HSE concerned at transfer of refugees during coronavirus pandemic
Mood changes in Kerry as four cases of Covid-19 diagnosed after arrival of 100 refugees
The refugees, who were sent to the former Skellig Star Hotel in Caherciveen from different locations around the country, were initially welcomed by locals. Photograph: Google Maps
The Health Service Executive raised concerns with the Department of Justice regarding the transfer of more than 100 refugees to a new direct provision centre in Kerry in the midst of the coronavirus pandemic.
However, the mood in the Co Kerry town has turned after four cases of coronavirus, also known as Covid-19, were diagnosed, and new information has come to light about the circumstances surrounding their transfer.
In a letter to Fianna Fáil councillor Michael Cahill, the chief officer of Cork Kerry Community Healthcare ( a division of the HSE) Ger Reaney wrote that the decision to open the centre and transfer people there “at a time of pandemic was entirely a decision of the Department of Justice”.
“The HSE received limited notice in regard to the opening of the centre and voiced its concern at the time in regard to the timing of the move and the access of the centre’s residents to health services at a time when all of our healthcare services are being stretched to their limit.”

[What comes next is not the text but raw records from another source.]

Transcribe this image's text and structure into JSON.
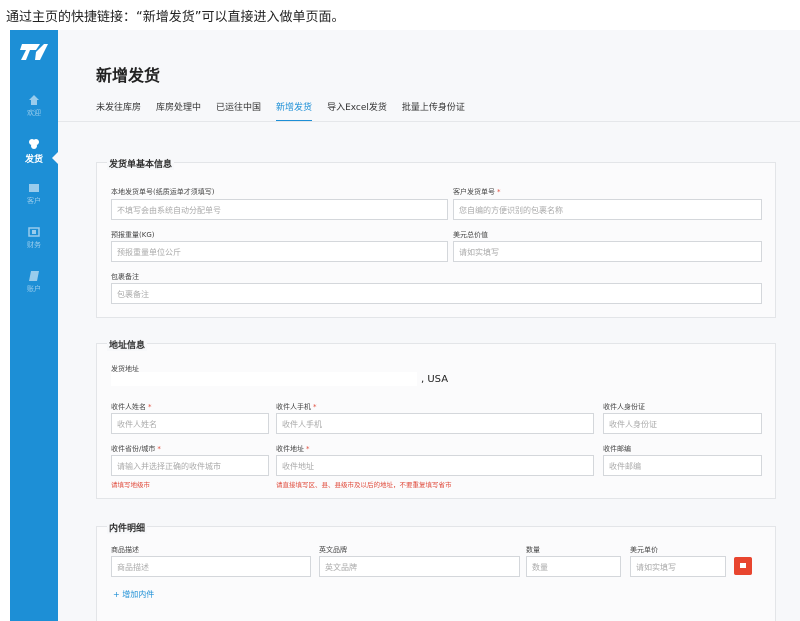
{
  "caption": "通过主页的快捷链接：“新增发货”可以直接进入做单页面。",
  "accent_color": "#1d8fd6",
  "sidebar": {
    "logo": "logo-icon",
    "items": [
      {
        "label": "欢迎",
        "icon": "home-icon",
        "active": false
      },
      {
        "label": "发货",
        "icon": "shipping-icon",
        "active": true
      },
      {
        "label": "客户",
        "icon": "users-icon",
        "active": false
      },
      {
        "label": "财务",
        "icon": "finance-icon",
        "active": false
      },
      {
        "label": "账户",
        "icon": "account-icon",
        "active": false
      }
    ]
  },
  "page": {
    "title": "新增发货",
    "tabs": [
      {
        "label": "未发往库房",
        "active": false
      },
      {
        "label": "库房处理中",
        "active": false
      },
      {
        "label": "已运往中国",
        "active": false
      },
      {
        "label": "新增发货",
        "active": true
      },
      {
        "label": "导入Excel发货",
        "active": false
      },
      {
        "label": "批量上传身份证",
        "active": false
      }
    ]
  },
  "basic": {
    "title": "发货单基本信息",
    "local_no_label": "本地发货单号(纸质运单才须填写)",
    "local_no_placeholder": "不填写会由系统自动分配单号",
    "customer_no_label": "客户发货单号",
    "customer_no_placeholder": "您自编的方便识别的包裹名称",
    "weight_label": "预报重量(KG)",
    "weight_placeholder": "预报重量单位公斤",
    "usd_label": "美元总价值",
    "usd_placeholder": "请如实填写",
    "note_label": "包裹备注",
    "note_placeholder": "包裹备注"
  },
  "address": {
    "title": "地址信息",
    "sender_label": "发货地址",
    "sender_value": ", USA",
    "name_label": "收件人姓名",
    "name_placeholder": "收件人姓名",
    "phone_label": "收件人手机",
    "phone_placeholder": "收件人手机",
    "id_label": "收件人身份证",
    "id_placeholder": "收件人身份证",
    "city_label": "收件省份/城市",
    "city_placeholder": "请输入并选择正确的收件城市",
    "city_error": "请填写地级市",
    "addr_label": "收件地址",
    "addr_placeholder": "收件地址",
    "addr_error": "请直接填写区、县、县级市及以后的地址，不要重复填写省市",
    "zip_label": "收件邮编",
    "zip_placeholder": "收件邮编"
  },
  "items": {
    "title": "内件明细",
    "desc_label": "商品描述",
    "desc_placeholder": "商品描述",
    "brand_label": "英文品牌",
    "brand_placeholder": "英文品牌",
    "qty_label": "数量",
    "qty_placeholder": "数量",
    "price_label": "美元单价",
    "price_placeholder": "请如实填写",
    "add_label": "+ 增加内件"
  }
}
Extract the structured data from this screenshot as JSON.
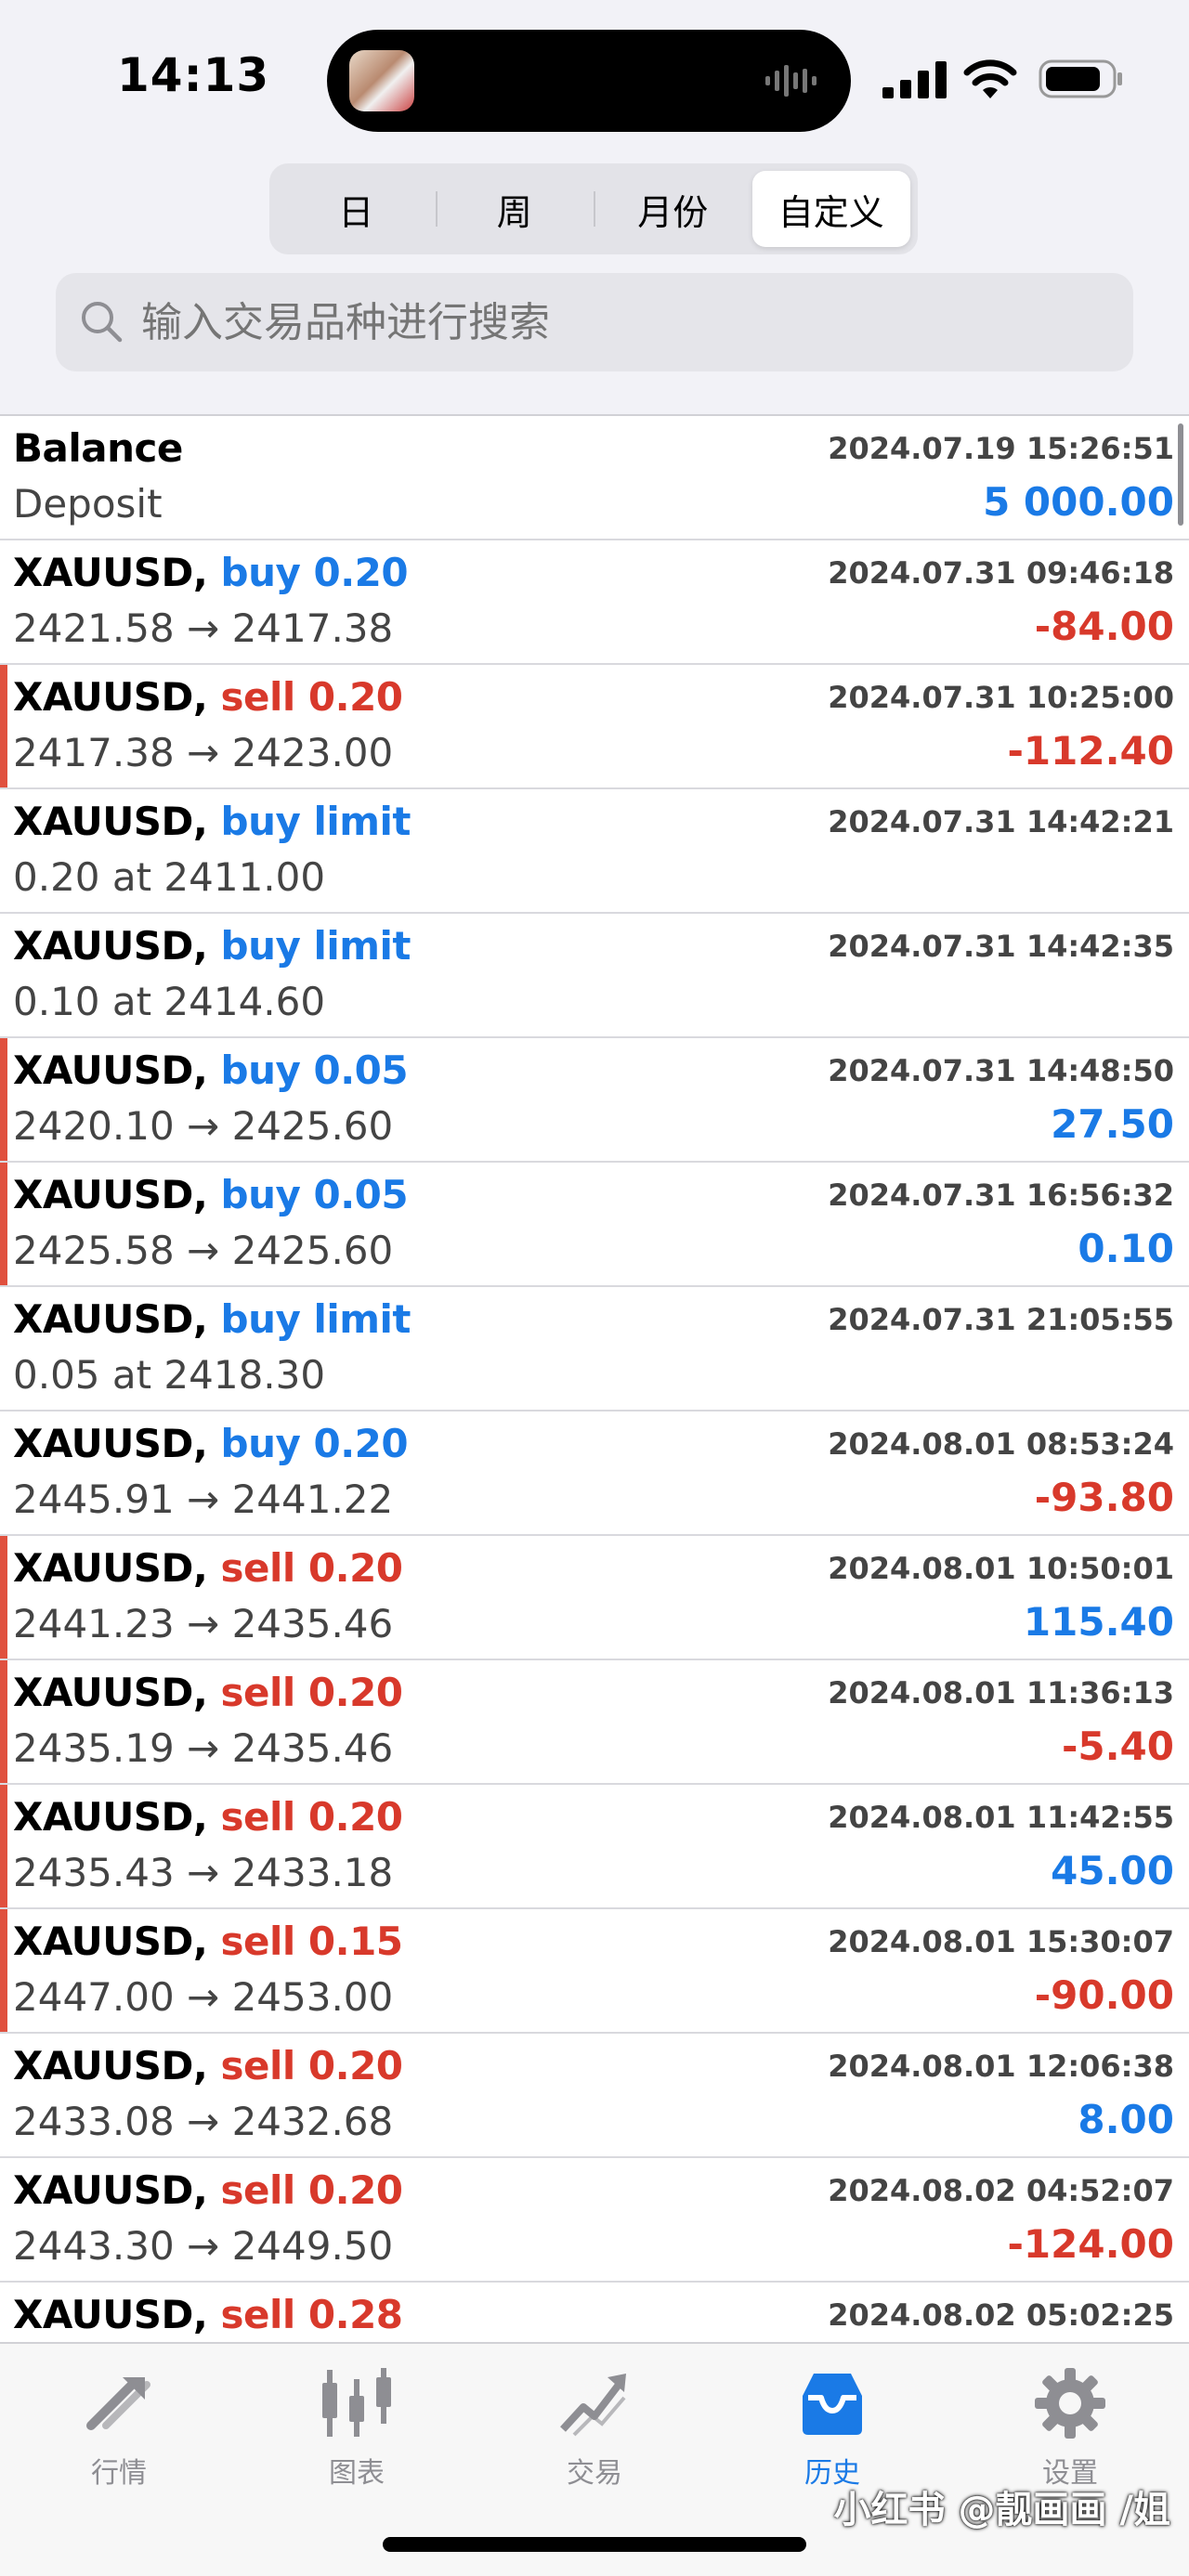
{
  "status": {
    "time": "14:13"
  },
  "periods": [
    "日",
    "周",
    "月份",
    "自定义"
  ],
  "search": {
    "placeholder": "输入交易品种进行搜索"
  },
  "rows": [
    {
      "symbol": "Balance",
      "direction": "",
      "dir_class": "neutral",
      "time": "2024.07.19 15:26:51",
      "detail": "Deposit",
      "profit": "5 000.00",
      "profit_class": "pos",
      "marked": false
    },
    {
      "symbol": "XAUUSD,",
      "direction": "buy 0.20",
      "dir_class": "buy",
      "time": "2024.07.31 09:46:18",
      "detail": "2421.58 → 2417.38",
      "profit": "-84.00",
      "profit_class": "neg",
      "marked": false
    },
    {
      "symbol": "XAUUSD,",
      "direction": "sell 0.20",
      "dir_class": "sell",
      "time": "2024.07.31 10:25:00",
      "detail": "2417.38 → 2423.00",
      "profit": "-112.40",
      "profit_class": "neg",
      "marked": true
    },
    {
      "symbol": "XAUUSD,",
      "direction": "buy limit",
      "dir_class": "buy",
      "time": "2024.07.31 14:42:21",
      "detail": "0.20 at 2411.00",
      "profit": "",
      "profit_class": "pos",
      "marked": false
    },
    {
      "symbol": "XAUUSD,",
      "direction": "buy limit",
      "dir_class": "buy",
      "time": "2024.07.31 14:42:35",
      "detail": "0.10 at 2414.60",
      "profit": "",
      "profit_class": "pos",
      "marked": false
    },
    {
      "symbol": "XAUUSD,",
      "direction": "buy 0.05",
      "dir_class": "buy",
      "time": "2024.07.31 14:48:50",
      "detail": "2420.10 → 2425.60",
      "profit": "27.50",
      "profit_class": "pos",
      "marked": true
    },
    {
      "symbol": "XAUUSD,",
      "direction": "buy 0.05",
      "dir_class": "buy",
      "time": "2024.07.31 16:56:32",
      "detail": "2425.58 → 2425.60",
      "profit": "0.10",
      "profit_class": "pos",
      "marked": true
    },
    {
      "symbol": "XAUUSD,",
      "direction": "buy limit",
      "dir_class": "buy",
      "time": "2024.07.31 21:05:55",
      "detail": "0.05 at 2418.30",
      "profit": "",
      "profit_class": "pos",
      "marked": false
    },
    {
      "symbol": "XAUUSD,",
      "direction": "buy 0.20",
      "dir_class": "buy",
      "time": "2024.08.01 08:53:24",
      "detail": "2445.91 → 2441.22",
      "profit": "-93.80",
      "profit_class": "neg",
      "marked": false
    },
    {
      "symbol": "XAUUSD,",
      "direction": "sell 0.20",
      "dir_class": "sell",
      "time": "2024.08.01 10:50:01",
      "detail": "2441.23 → 2435.46",
      "profit": "115.40",
      "profit_class": "pos",
      "marked": true
    },
    {
      "symbol": "XAUUSD,",
      "direction": "sell 0.20",
      "dir_class": "sell",
      "time": "2024.08.01 11:36:13",
      "detail": "2435.19 → 2435.46",
      "profit": "-5.40",
      "profit_class": "neg",
      "marked": true
    },
    {
      "symbol": "XAUUSD,",
      "direction": "sell 0.20",
      "dir_class": "sell",
      "time": "2024.08.01 11:42:55",
      "detail": "2435.43 → 2433.18",
      "profit": "45.00",
      "profit_class": "pos",
      "marked": true
    },
    {
      "symbol": "XAUUSD,",
      "direction": "sell 0.15",
      "dir_class": "sell",
      "time": "2024.08.01 15:30:07",
      "detail": "2447.00 → 2453.00",
      "profit": "-90.00",
      "profit_class": "neg",
      "marked": true
    },
    {
      "symbol": "XAUUSD,",
      "direction": "sell 0.20",
      "dir_class": "sell",
      "time": "2024.08.01 12:06:38",
      "detail": "2433.08 → 2432.68",
      "profit": "8.00",
      "profit_class": "pos",
      "marked": false
    },
    {
      "symbol": "XAUUSD,",
      "direction": "sell 0.20",
      "dir_class": "sell",
      "time": "2024.08.02 04:52:07",
      "detail": "2443.30 → 2449.50",
      "profit": "-124.00",
      "profit_class": "neg",
      "marked": false
    },
    {
      "symbol": "XAUUSD,",
      "direction": "sell 0.28",
      "dir_class": "sell",
      "time": "2024.08.02 05:02:25",
      "detail": "",
      "profit": "",
      "profit_class": "neg",
      "marked": false
    }
  ],
  "tabs": [
    {
      "label": "行情",
      "icon": "quotes-icon",
      "active": false
    },
    {
      "label": "图表",
      "icon": "chart-icon",
      "active": false
    },
    {
      "label": "交易",
      "icon": "trade-icon",
      "active": false
    },
    {
      "label": "历史",
      "icon": "history-icon",
      "active": true
    },
    {
      "label": "设置",
      "icon": "settings-icon",
      "active": false
    }
  ],
  "watermark": "小红书 @靓画画 /姐",
  "colors": {
    "buy": "#1a7ae6",
    "sell": "#d8392b",
    "marker": "#e0503e",
    "tab_active": "#1a7ae6",
    "tab_inactive": "#8e8e93"
  }
}
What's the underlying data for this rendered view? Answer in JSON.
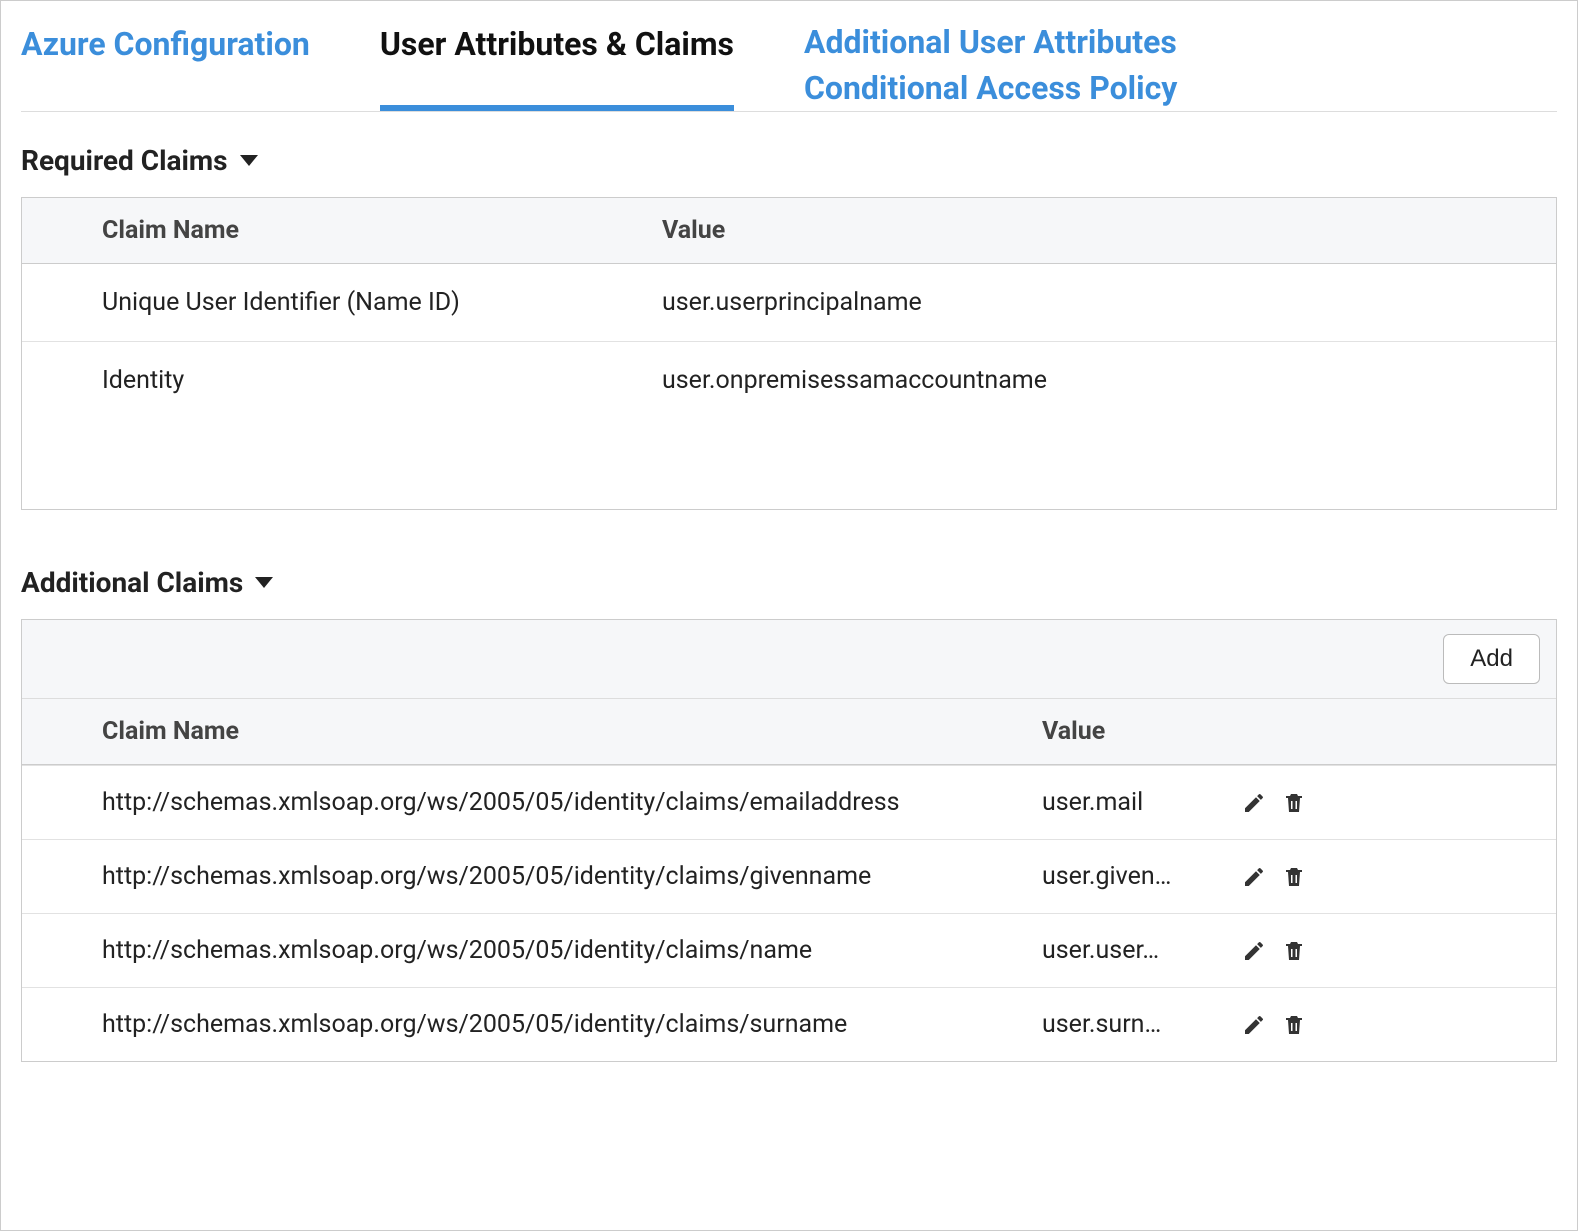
{
  "tabs": {
    "azure": "Azure Configuration",
    "claims": "User Attributes & Claims",
    "additional_attrs": "Additional User Attributes",
    "conditional": "Conditional Access Policy"
  },
  "required": {
    "heading": "Required Claims",
    "cols": {
      "name": "Claim Name",
      "value": "Value"
    },
    "rows": [
      {
        "name": "Unique User Identifier (Name ID)",
        "value": "user.userprincipalname"
      },
      {
        "name": "Identity",
        "value": "user.onpremisessamaccountname"
      }
    ]
  },
  "additional": {
    "heading": "Additional Claims",
    "add_label": "Add",
    "cols": {
      "name": "Claim Name",
      "value": "Value"
    },
    "rows": [
      {
        "name": "http://schemas.xmlsoap.org/ws/2005/05/identity/claims/emailaddress",
        "value": "user.mail"
      },
      {
        "name": "http://schemas.xmlsoap.org/ws/2005/05/identity/claims/givenname",
        "value": "user.given…"
      },
      {
        "name": "http://schemas.xmlsoap.org/ws/2005/05/identity/claims/name",
        "value": "user.user…"
      },
      {
        "name": "http://schemas.xmlsoap.org/ws/2005/05/identity/claims/surname",
        "value": "user.surn…"
      }
    ]
  }
}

Earlier this week, The Irish Times reported that the international protection applicants were moved from a Dublin hotel where a guest was recently confirmed as suffering from the coronavirus. The travelling party associated with the guest were self-isolating in the hotel, a branch of Travelodge near Dublin Airport, up until and after the asylum seekers were transferred. Several staff members at the hotel later were confirmed as having contracted the coronavirus.
However, none of the confirmed cases at the Skellig Star are thought to be among those who relocated from the Travelodge. Widespread testing of those in the Cahersiveen centre was undertaken earlier this week.
Cllr Cahill criticised the department for a lack of transparency around the transfer of refugees to the town. “There’s numerous questions we need them to answer at this stage,” he said. “We’re talking about a community here at the moment that are terrified, there’s outrage and anger and they’re extremely worried.”
In a statement, the department confirmed that it had relocated over 600 people as part of its response to the pandemic. The first moves took place in early March and continued up until about two weeks ago. A spokesman said the moves were deemed “not only appropriate, but an essential element of our work to protect our residents, and the staff in our centres, to the best of our ability during this pandemic”.
Meanwhile the Ombudsman, Peter Tyndall, has said that direct provision accommodation is particularly unsuitable in the context of the Covid-19 pandemic. Mr Tyndall, who on Thursday published his annual commentary on people’s experiences of the direct provision system, said the highly contagious nature of the virus highlighted “how unsustainable it is to have three or more people who are not from the same family living in the same room for a significant amount of time”.
That situation, he said, exists for many people in direct provision centres, and particularly for many living in emergency accommodation. The ombudsman’s report reveals that his office saw a 10.5 per cent increase in the number of complaints regarding direct provision. “Current direct provision accommodation is not appropriate for anything other than short-term stay. Emergency accommodation is even more inappropriate. It is unacceptable that people who have sought refuge here can find themselves in accommodation that is entirely unsuitable for a prolonged period – up to 16 months and longer in some cases.”
He commended, however, the work of the department in moving people out of emergency accommodation in response to the threat from the virus.